In the course of conducting our actuarial analysis, we make hundreds of assumptions and apply them over measurement periods that often exceed 50 years. In some cases, small changes in these assumptions, or experience that plays out differently than expected, can lead to significant changes in the measurements. These sensitivities can evolve as the plans grow and mature over time. The Legislature’s response to these changes, and their actions governing the state’s pension system, also affect plan risk.
To help all users of our actuarial measurements better understand these risks and their impacts, the Office of the State Actuary (OSA/we) developed this educational webpage, which serves as a reference guide for certain key risk metrics. The webpage is divided into the following sections, which readers can click to expand/collapse…
Ways to Measure Risk, which summarizes some of the key methods that actuaries use to evaluate risk
Risk Measurements for Washington’s Public Pension Plans, which details a few risk tests that OSA conducts and highlights items like investment returns and contribution rate solvency/affordability
Demographic Risks, which describes the risk of member experience unfolding differently than assumed, particularly member mortality
Historical Information, which provides a resource to track key data and assumption values over the past ten years
Plan Maturity Measures, which explains some of the risks plans face as they grow and mature over time including enterprise risk, contribution rate volatility, and liquidity risk
We illustrate the risks inherent in our actuarial measurements at a system-wide and plan level and consider how our actuarial measurements could vary under different circumstances. Such measurements include contribution rates, funded statuses, and actuarial fiscal notes.
This webpage also serves as our response to Actuarial Standards of Practice (ASOP) Number 51. ASOPs guide actuaries when performing and communicating their work. ASOP 51 stresses the importance of communicating risk in defined benefit pension plans, particularly in how actual future measurements may differ significantly from expected future measurements.
Where applicable, we relied on historical information to display tables and graphs which is documented internally. Unless noted otherwise, we rely on data, assumptions, methods, and assets consistent with the
June 30, 2019 Actuarial Valuation Report (AVR) and assumptions used in our
2019 AVR Projections Model to project figures beyond our June 30, 2019 measurement date. The projections shared below are based on our best estimate assumptions and methods which represents future experience matching our expectations. Actual future experience is unlikely to precisely match our assumptions, but we believe the displayed exhibits are appropriate tools for assessing future risks to the plan. For more information about how some of these results change when future experience does not match our assumptions, please see our
Risk Assessment webpage.
One of the most prominent risks to the Washington State pension plans, since this measurement date, has been the impacts from the COVID-19 health crisis. However, since this event emerged after our actuarial measurement date, the financial and demographic implications of this health crisis are not reflected in the analysis below.
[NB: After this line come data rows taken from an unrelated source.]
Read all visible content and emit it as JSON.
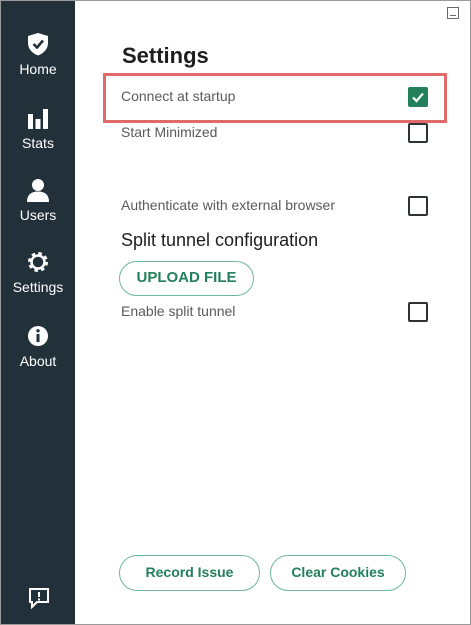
{
  "sidebar": {
    "items": [
      {
        "label": "Home",
        "icon": "shield-icon"
      },
      {
        "label": "Stats",
        "icon": "bar-chart-icon"
      },
      {
        "label": "Users",
        "icon": "user-icon"
      },
      {
        "label": "Settings",
        "icon": "gear-icon"
      },
      {
        "label": "About",
        "icon": "info-icon"
      }
    ],
    "active": "Settings",
    "feedback_icon": "feedback-icon"
  },
  "settings": {
    "title": "Settings",
    "options": [
      {
        "label": "Connect at startup",
        "checked": true
      },
      {
        "label": "Start Minimized",
        "checked": false
      },
      {
        "label": "Authenticate with external browser",
        "checked": false
      }
    ],
    "split_tunnel": {
      "title": "Split tunnel configuration",
      "upload_label": "UPLOAD FILE",
      "enable_label": "Enable split tunnel",
      "enable_checked": false
    }
  },
  "footer": {
    "record_label": "Record Issue",
    "clear_label": "Clear Cookies"
  },
  "colors": {
    "sidebar_bg": "#22303a",
    "accent_green": "#22805a",
    "highlight_red": "#e06a6a"
  }
}
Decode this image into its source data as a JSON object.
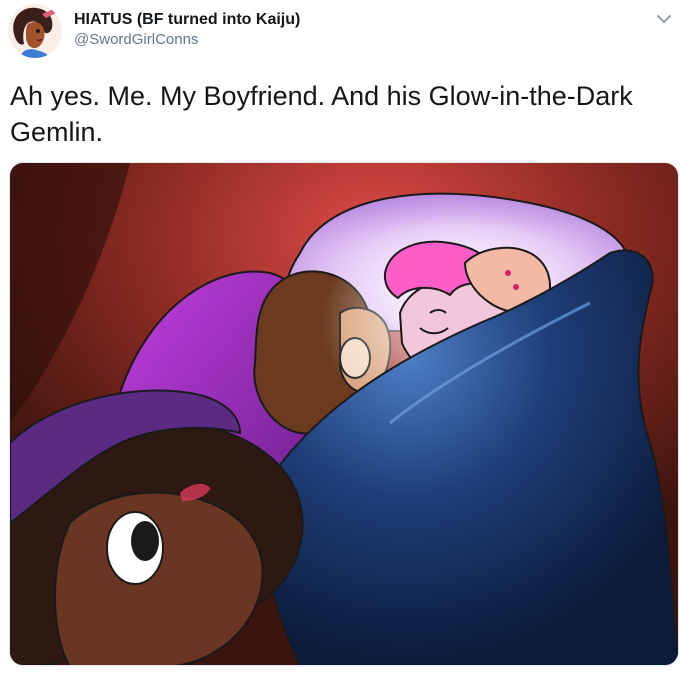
{
  "tweet": {
    "display_name": "HIATUS (BF turned into Kaiju)",
    "handle": "@SwordGirlConns",
    "text": "Ah yes. Me. My Boyfriend. And his Glow-in-the-Dark Gemlin."
  },
  "icons": {
    "avatar": "avatar-illustration",
    "menu": "chevron-down-icon"
  },
  "colors": {
    "name": "#14171a",
    "handle": "#657786",
    "chevron": "#8899a6",
    "border": "#e1e8ed"
  }
}
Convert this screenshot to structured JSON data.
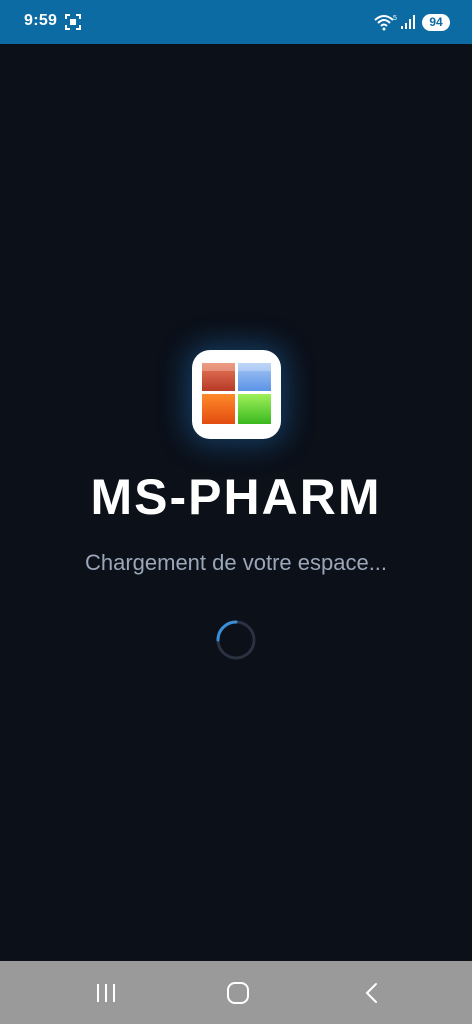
{
  "status_bar": {
    "time": "9:59",
    "battery": "94",
    "icons": [
      "screenshot-icon",
      "wifi-icon",
      "signal-icon"
    ]
  },
  "splash": {
    "app_name": "MS-PHARM",
    "loading_message": "Chargement de votre espace...",
    "logo_icon": "four-color-grid-logo",
    "spinner_icon": "loading-spinner"
  },
  "nav_bar": {
    "buttons": [
      "recent-apps-icon",
      "home-icon",
      "back-icon"
    ]
  },
  "colors": {
    "background": "#0b1019",
    "status_bar": "#0d6ba3",
    "nav_bar": "#9a9a9a",
    "title": "#ffffff",
    "subtitle": "#9ba7b8",
    "spinner_accent": "#3b8fd6"
  }
}
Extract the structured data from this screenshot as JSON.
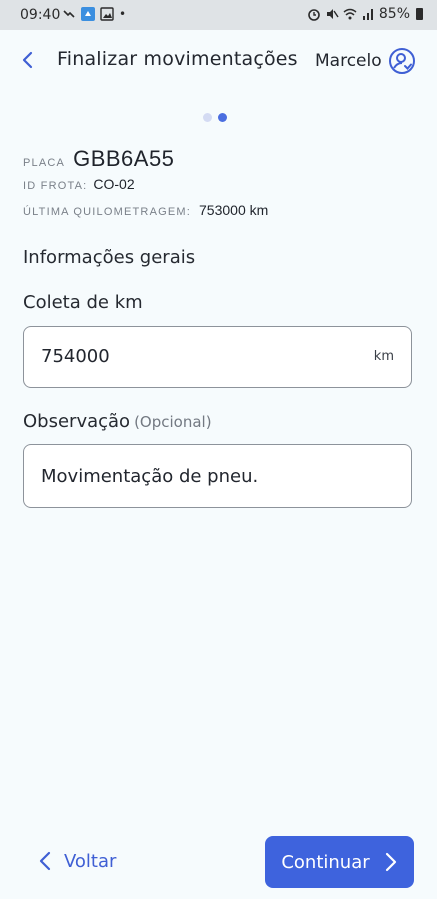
{
  "statusbar": {
    "time": "09:40",
    "battery": "85%"
  },
  "header": {
    "title": "Finalizar movimentações",
    "user": "Marcelo"
  },
  "stepper": {
    "current_step": 2,
    "total_steps": 2
  },
  "vehicle": {
    "placa_label": "PLACA",
    "placa_value": "GBB6A55",
    "frota_label": "ID FROTA:",
    "frota_value": "CO-02",
    "km_label": "ÚLTIMA QUILOMETRAGEM:",
    "km_value": "753000 km"
  },
  "section_title": "Informações gerais",
  "coleta": {
    "label": "Coleta de km",
    "value": "754000",
    "unit": "km"
  },
  "observacao": {
    "label": "Observação",
    "optional": "(Opcional)",
    "value": "Movimentação de pneu."
  },
  "footer": {
    "back_label": "Voltar",
    "continue_label": "Continuar"
  },
  "colors": {
    "primary": "#3e63dd",
    "background": "#f6fbfd",
    "dot_inactive": "#d4dbf3"
  }
}
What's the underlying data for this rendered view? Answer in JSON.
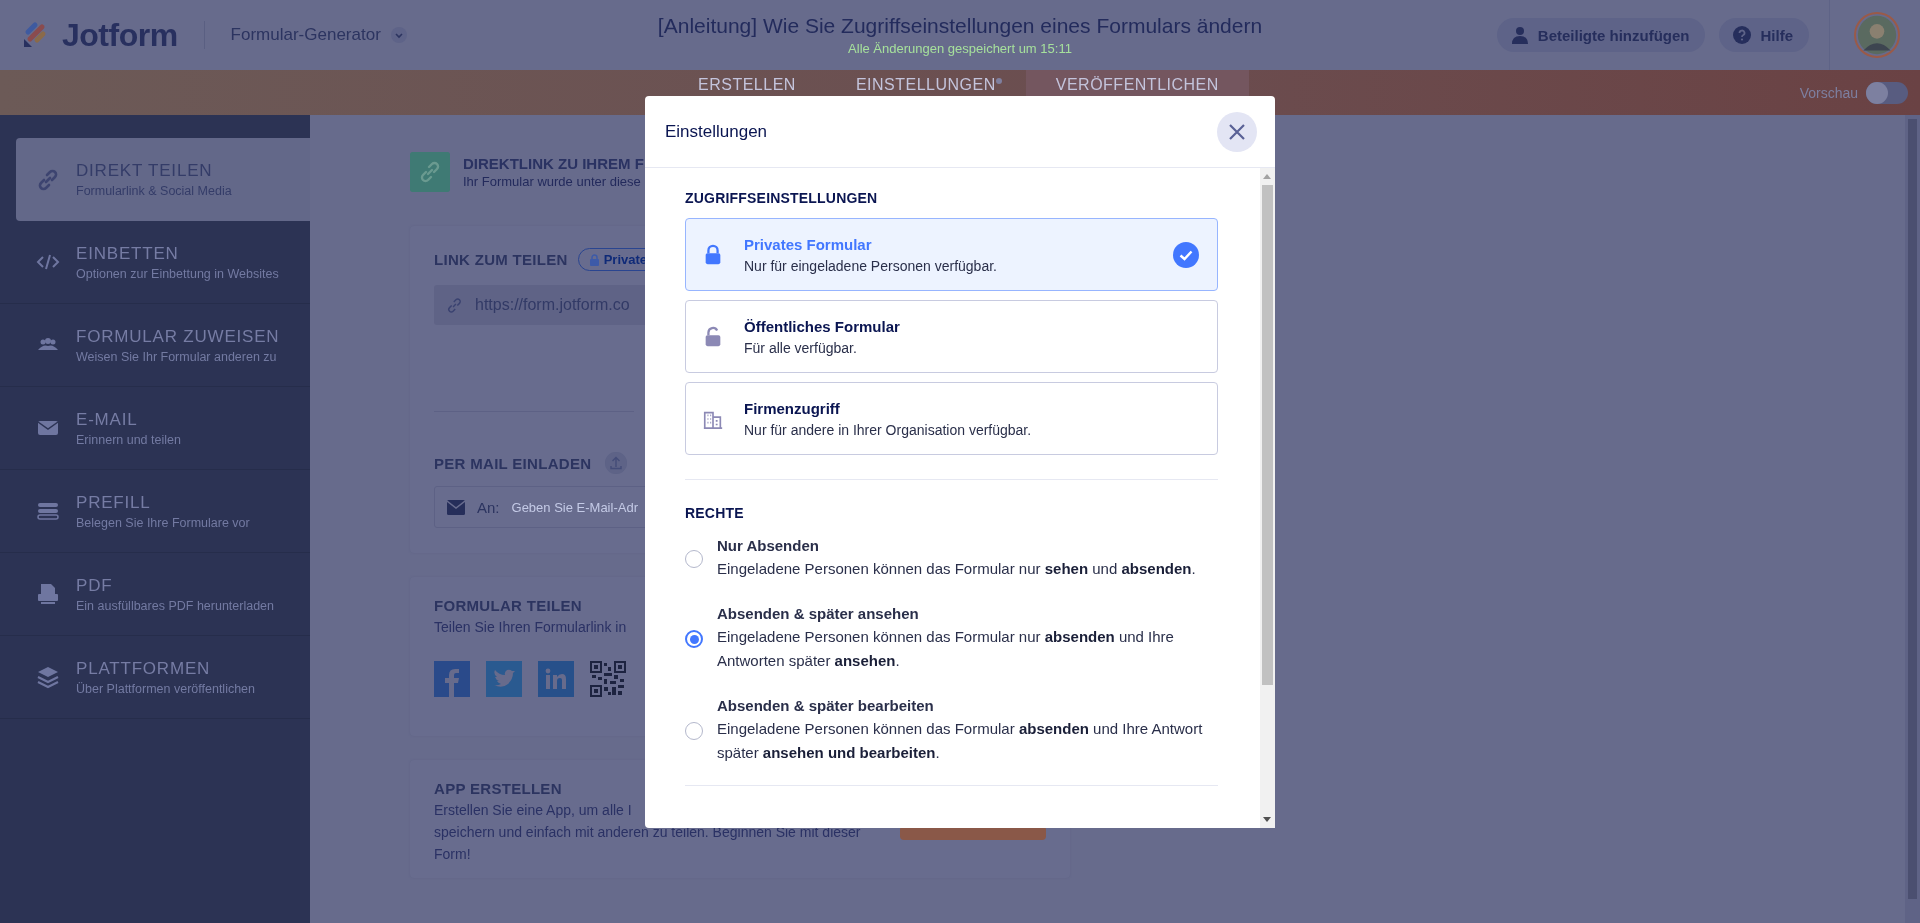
{
  "header": {
    "logo": "Jotform",
    "product": "Formular-Generator",
    "title": "[Anleitung] Wie Sie Zugriffseinstellungen eines Formulars ändern",
    "saved_status": "Alle Änderungen gespeichert um 15:11",
    "buttons": [
      {
        "label": "Beteiligte hinzufügen",
        "kind": "person"
      },
      {
        "label": "Hilfe",
        "kind": "help"
      }
    ]
  },
  "nav": {
    "tabs": [
      {
        "label": "ERSTELLEN",
        "selected": false,
        "dot": false
      },
      {
        "label": "EINSTELLUNGEN",
        "selected": false,
        "dot": true
      },
      {
        "label": "VERÖFFENTLICHEN",
        "selected": true,
        "dot": false
      }
    ],
    "preview": {
      "label": "Vorschau",
      "on": false
    }
  },
  "sidebar": {
    "items": [
      {
        "title": "DIREKT TEILEN",
        "subtitle": "Formularlink & Social Media",
        "kind": "link",
        "selected": true
      },
      {
        "title": "EINBETTEN",
        "subtitle": "Optionen zur Einbettung in Websites",
        "kind": "code",
        "selected": false
      },
      {
        "title": "FORMULAR ZUWEISEN",
        "subtitle": "Weisen Sie Ihr Formular anderen zu",
        "kind": "people",
        "selected": false
      },
      {
        "title": "E-MAIL",
        "subtitle": "Erinnern und teilen",
        "kind": "mail",
        "selected": false
      },
      {
        "title": "PREFILL",
        "subtitle": "Belegen Sie Ihre Formulare vor",
        "kind": "prefill",
        "selected": false
      },
      {
        "title": "PDF",
        "subtitle": "Ein ausfüllbares PDF herunterladen",
        "kind": "pdf",
        "selected": false
      },
      {
        "title": "PLATTFORMEN",
        "subtitle": "Über Plattformen veröffentlichen",
        "kind": "layers",
        "selected": false
      }
    ]
  },
  "content": {
    "direct_link": {
      "title": "DIREKTLINK ZU IHREM F",
      "subtitle": "Ihr Formular wurde unter diese"
    },
    "share_link": {
      "label": "LINK ZUM TEILEN",
      "badge": "Private",
      "url": "https://form.jotform.co"
    },
    "invite": {
      "label": "PER MAIL EINLADEN",
      "to_label": "An:",
      "placeholder": "Geben Sie E-Mail-Adr"
    },
    "share_form": {
      "title": "FORMULAR TEILEN",
      "subtitle": "Teilen Sie Ihren Formularlink in",
      "social": [
        {
          "kind": "facebook"
        },
        {
          "kind": "twitter"
        },
        {
          "kind": "linkedin"
        },
        {
          "kind": "qr"
        }
      ]
    },
    "app": {
      "title": "APP ERSTELLEN",
      "lines": [
        "Erstellen Sie eine App, um alle I",
        "speichern und einfach mit anderen zu teilen. Beginnen Sie mit dieser",
        "Form!"
      ]
    }
  },
  "modal": {
    "title": "Einstellungen",
    "access": {
      "heading": "ZUGRIFFSEINSTELLUNGEN",
      "options": [
        {
          "title": "Privates Formular",
          "description": "Nur für eingeladene Personen verfügbar.",
          "kind": "lock",
          "selected": true
        },
        {
          "title": "Öffentliches Formular",
          "description": "Für alle verfügbar.",
          "kind": "unlock",
          "selected": false
        },
        {
          "title": "Firmenzugriff",
          "description": "Nur für andere in Ihrer Organisation verfügbar.",
          "kind": "building",
          "selected": false
        }
      ]
    },
    "rights": {
      "heading": "RECHTE",
      "options": [
        {
          "title": "Nur Absenden",
          "description": "Eingeladene Personen können das Formular nur **sehen** und **absenden**.",
          "selected": false
        },
        {
          "title": "Absenden & später ansehen",
          "description": "Eingeladene Personen können das Formular nur **absenden** und Ihre Antworten später **ansehen**.",
          "selected": true
        },
        {
          "title": "Absenden & später bearbeiten",
          "description": "Eingeladene Personen können das Formular **absenden** und Ihre Antwort später **ansehen und bearbeiten**.",
          "selected": false
        }
      ]
    }
  }
}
Readers who are interested in learning more about how COVID-19 may impact the Washington State pension plans can see our separate
educational webpage devoted to this topic.
In addition to exclusion of the impacts of COVID-19, the analysis found on this webpage does not incorporate investment returns beyond June 30, 2020 which is notable given the very positive investment returns for the fiscal year ending June 30, 2021. Additionally, it does not include impacts from changes to the economic assumptions that were adopted by the Pension Funding Council and LEOFF 2 Board in the fall of 2021. Exclusion of the more recent asset experience and recent assumptions would impact the plan maturity measures found on this webpage; however, we do not believe it will change the long-term trend or key takeaways of the measures.
We intend to update these projections every four years. Actual experience may vary from those assumptions and results may look different under a different set of assumptions. Should you have any questions or interest in seeing other risk topics, please contact us at